And so the industry has recognized that there's an opportunity here for an additional tool, and this is something called the trusted contact person. And when you open an account now, you will be asked if you want to name a trusted contact person. And that's an individual that you've given the permission to the financial institution to reach out to. They're not going to share your confidential information.
This person's not going to be able to make any financial transactions for you, but they will be able to highlight whether this is normal behavior for you or whether additional steps need to be taken. So we're taking some steps to help in that gray area, but again, it's very challenging.
- Yeah, and it's challenging too, I would think. That's a great idea. But if somebody is already incapacitated, how can a family assist you beyond that? And even how could a lawyer or a financial advisor help you at that point? It's much trickier.
- It is much trickier. So again, your financial advisor might be the person who's identifying that this might be a challenge, so they can use that trusted person contact-- or trusted contact person. They can reach out to your POA, your attorney, if it's on file with them. Certainly, if you already have that documentation with them, they will be able to identify who that person is, and reach out, and contact them, and get the ball moving.

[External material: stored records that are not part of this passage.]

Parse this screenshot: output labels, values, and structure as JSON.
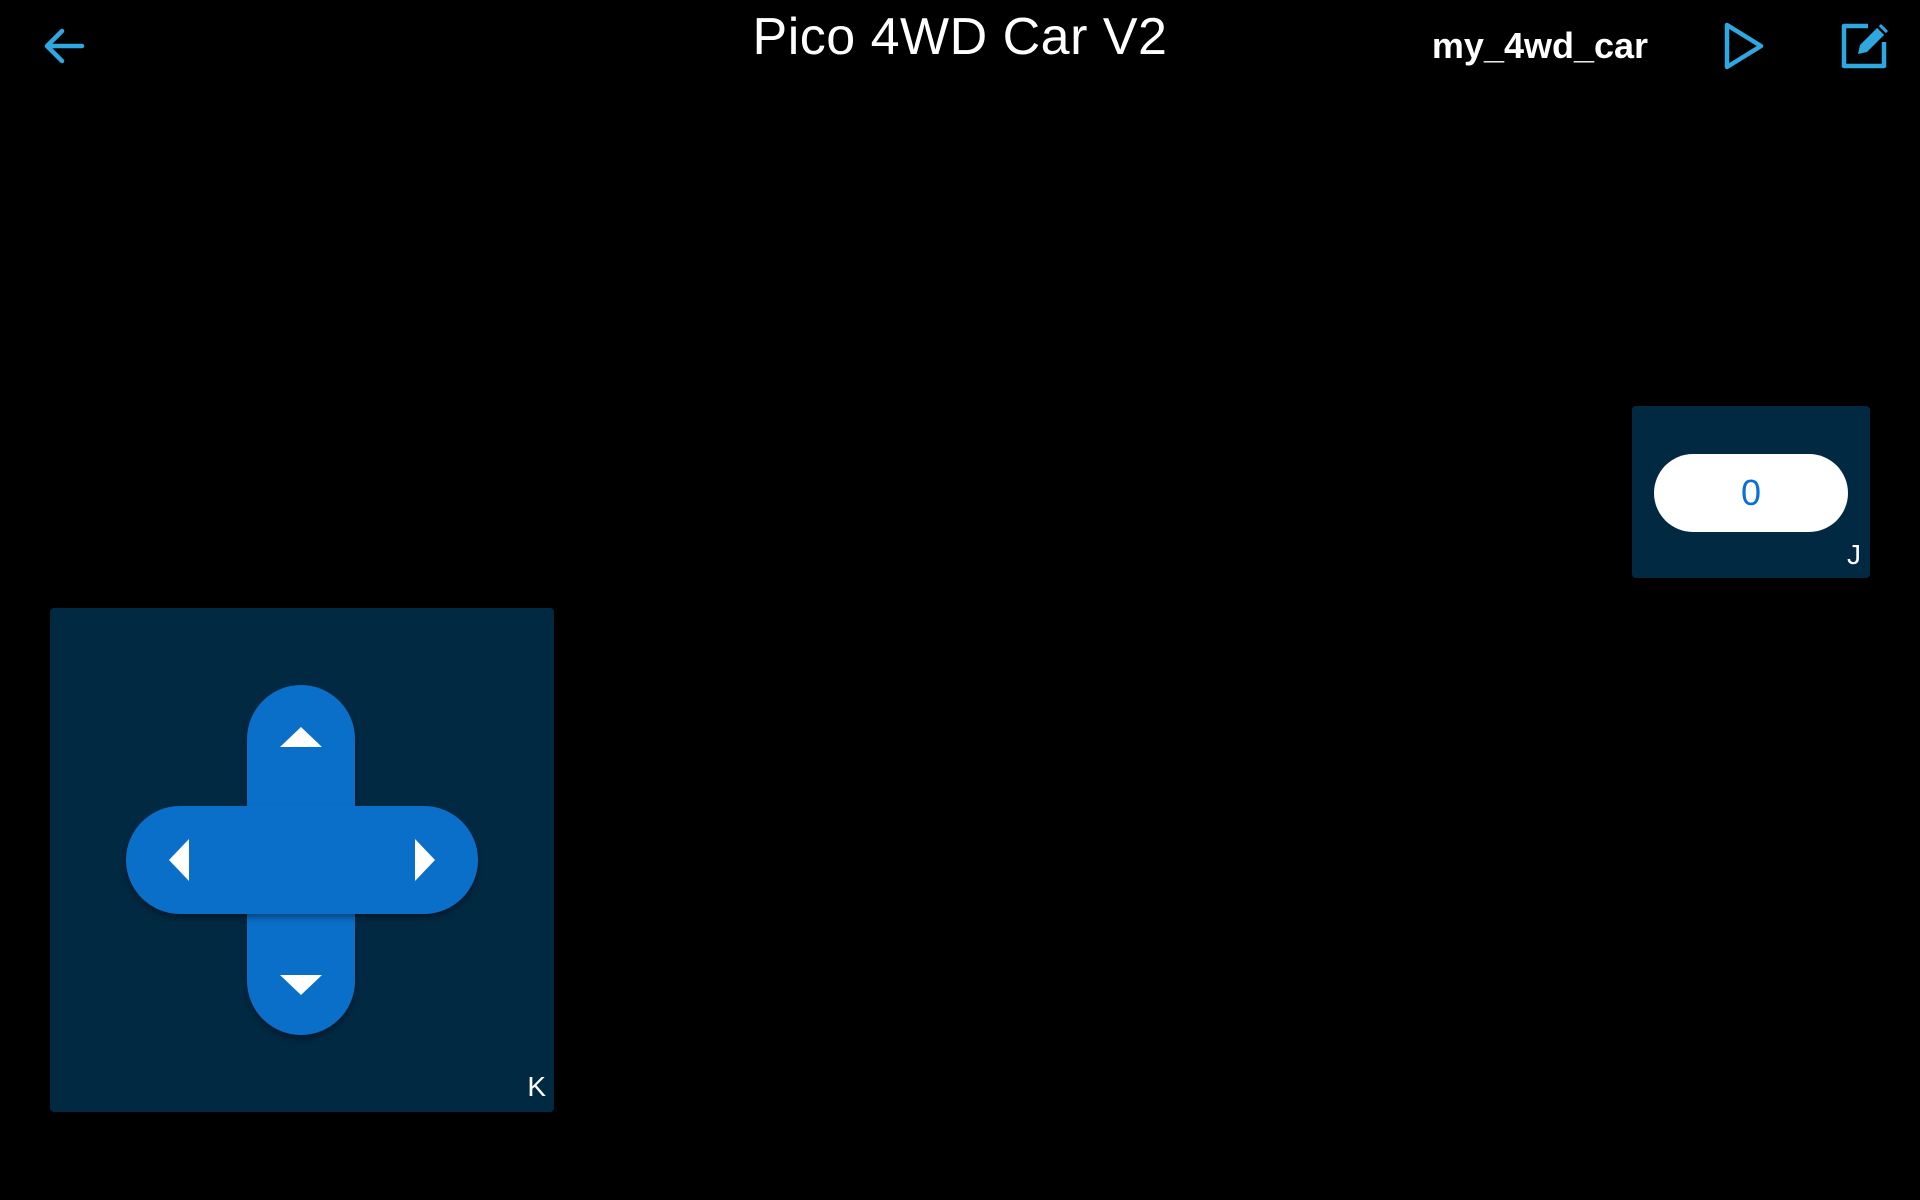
{
  "header": {
    "title": "Pico 4WD Car V2",
    "project_name": "my_4wd_car",
    "back_icon": "arrow-left-icon",
    "play_icon": "play-icon",
    "edit_icon": "edit-icon"
  },
  "widgets": {
    "number_widget": {
      "letter": "J",
      "value": "0"
    },
    "dpad_widget": {
      "letter": "K"
    }
  },
  "colors": {
    "background": "#000000",
    "accent": "#2fa8e0",
    "widget_panel": "#022942",
    "dpad_blue": "#0a6fc9",
    "value_text": "#0a6fd6"
  }
}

If you don't have those documents in place, then your family members are going to need to reach out to the courts and make an application to the courts because nobody has the ability to act on your behalf if you have not given them the authority to do so. And so we would need to go to court and get that recognition. Now, even if you have the documents in place, documents are drafted in a way, based on your circumstances, to hopefully give your attorneys the maximum authorities they need and the maximum flexibility that they need to be able to maybe do some things to help minimize those taxes, to continue gifting, for example, to family members.

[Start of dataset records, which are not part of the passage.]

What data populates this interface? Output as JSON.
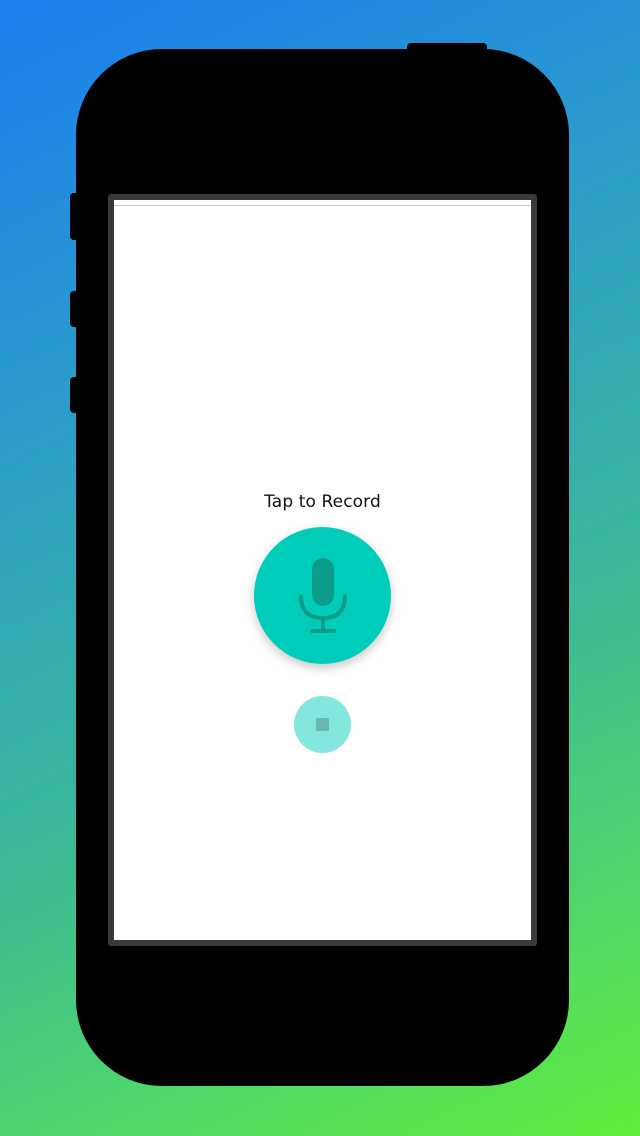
{
  "screen": {
    "prompt_text": "Tap to Record"
  },
  "controls": {
    "record_icon": "microphone-icon",
    "stop_icon": "stop-icon"
  },
  "colors": {
    "accent": "#00cdb9",
    "accent_disabled": "#84e7de",
    "icon": "#0b9d8a"
  }
}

If clauses aren't inserted in your documents to allow your substitute decision-maker to make those gifts for you or to make gifts to charity, their hands might be tied there. So again, this is an area, really, where I would encourage people to use professionals. I know there's a lot of DIY plans out there. You can print things off the internet. But your professional legal advisors are going to be able to identify whether there's any additional clauses that should be in your documents that will allow your substitute decision-makers to be able to continue acting on your behalf the way that you want them to.
KIM PARLEE: I've only got about 30 seconds, Nicole. That was chock-full of, I think, really valuable information for people. But just any next steps in 30 seconds people need to think about?

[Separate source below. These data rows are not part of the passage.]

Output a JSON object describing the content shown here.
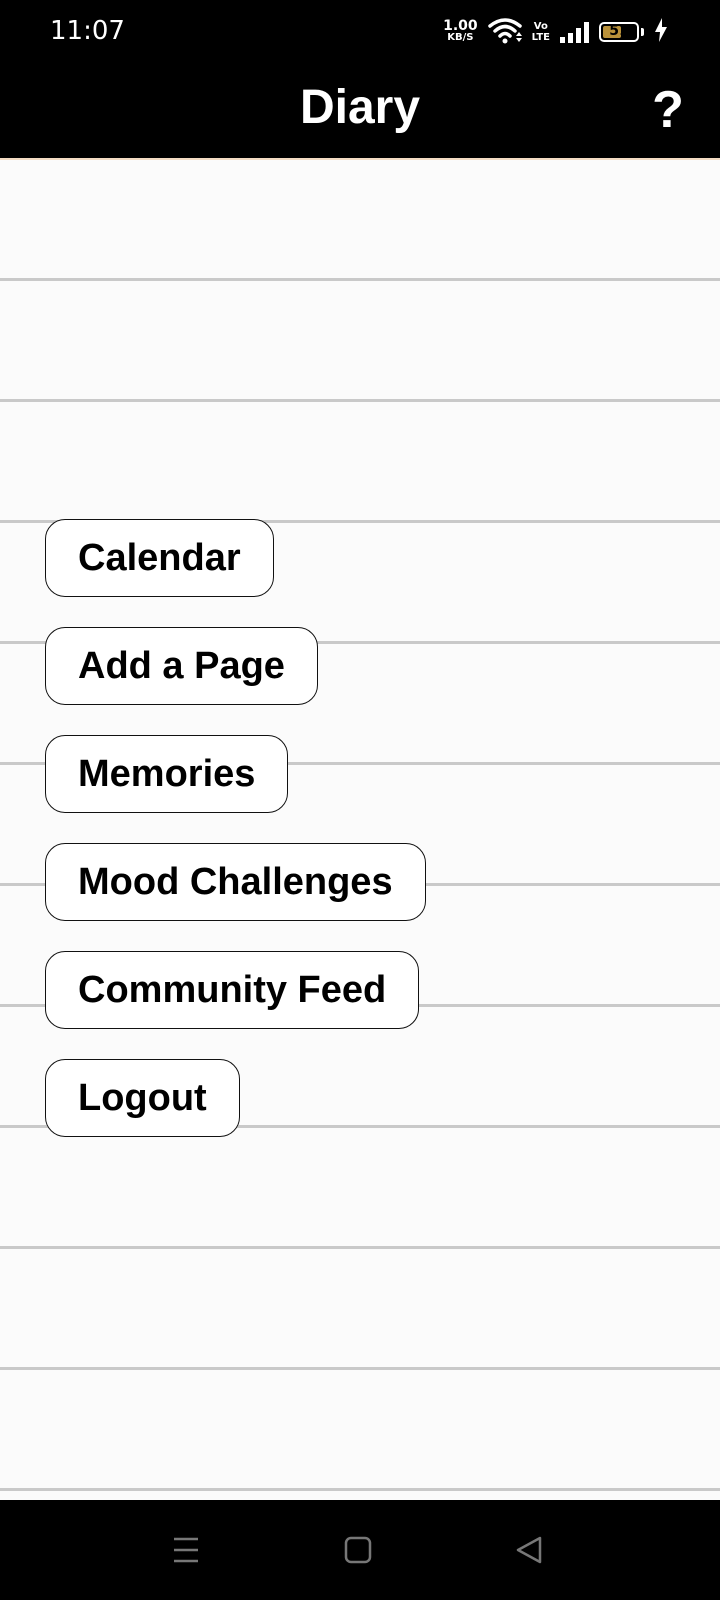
{
  "status_bar": {
    "time": "11:07",
    "net_speed_value": "1.00",
    "net_speed_unit": "KB/S",
    "volte_top": "Vo",
    "volte_bottom": "LTE",
    "battery_level": "51",
    "icons": [
      "wifi-icon",
      "signal-icon",
      "battery-icon",
      "charging-icon"
    ]
  },
  "app_bar": {
    "title": "Diary",
    "help_label": "?"
  },
  "menu": {
    "items": [
      {
        "label": "Calendar"
      },
      {
        "label": "Add a Page"
      },
      {
        "label": "Memories"
      },
      {
        "label": "Mood Challenges"
      },
      {
        "label": "Community Feed"
      },
      {
        "label": "Logout"
      }
    ]
  },
  "nav_bar": {
    "icons": [
      "menu-icon",
      "home-icon",
      "back-icon"
    ]
  },
  "colors": {
    "bar_background": "#000000",
    "page_background": "#fbfbfb",
    "rule_line": "#c9c9c9",
    "battery_fill": "#b9913a"
  }
}
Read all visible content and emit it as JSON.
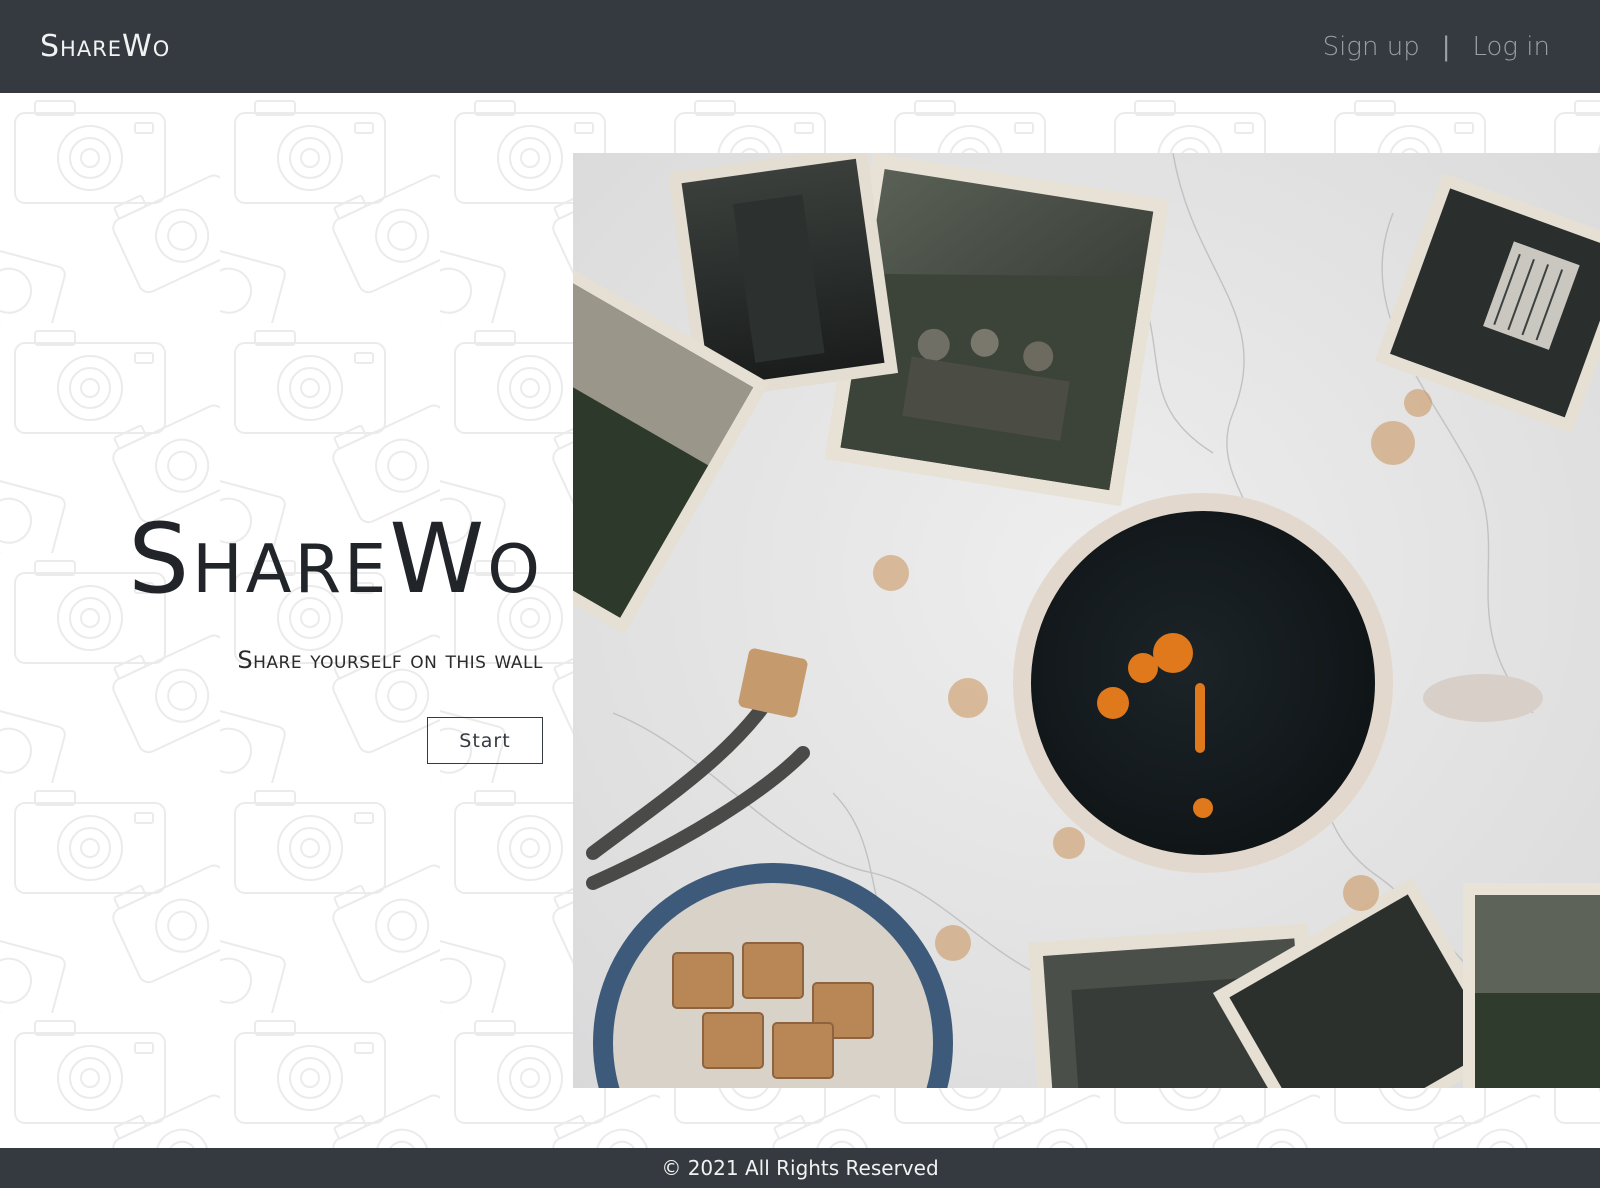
{
  "navbar": {
    "brand": "ShareWo",
    "signup_label": "Sign up",
    "separator": "|",
    "login_label": "Log in"
  },
  "hero": {
    "title": "ShareWo",
    "subtitle": "Share yourself on this wall",
    "start_label": "Start",
    "photo_icon": "hero-photo-coffee-and-vintage-photos"
  },
  "footer": {
    "copyright": "© 2021 All Rights Reserved"
  },
  "colors": {
    "navbar_bg": "#343a40",
    "footer_bg": "#343a40",
    "nav_link": "#9aa0a6",
    "title": "#212529"
  }
}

- Well, if you don't have your wills and powers of attorney in place, please do that. Make that a priority. Make sure that you're revisiting them to ensure that they are up to date, and accurate, and that the laws haven't changed. Make sure that you are considering things like the trusted contact and getting those on your files. If you're opening new accounts, then that should be a question that's prompted to you.
But if not, you can certainly reach out to your financial institution and ask for that to be added to your file. There's also just don't allow not knowing who to name to stop you from taking next steps. We have private trust companies, professional advisors who can step in and act on your behalf. But you need to take those steps today to ensure that they're able to do that when the time comes.
- Nicole, always a pleasure. Thanks so much.
- Oh, my pleasure.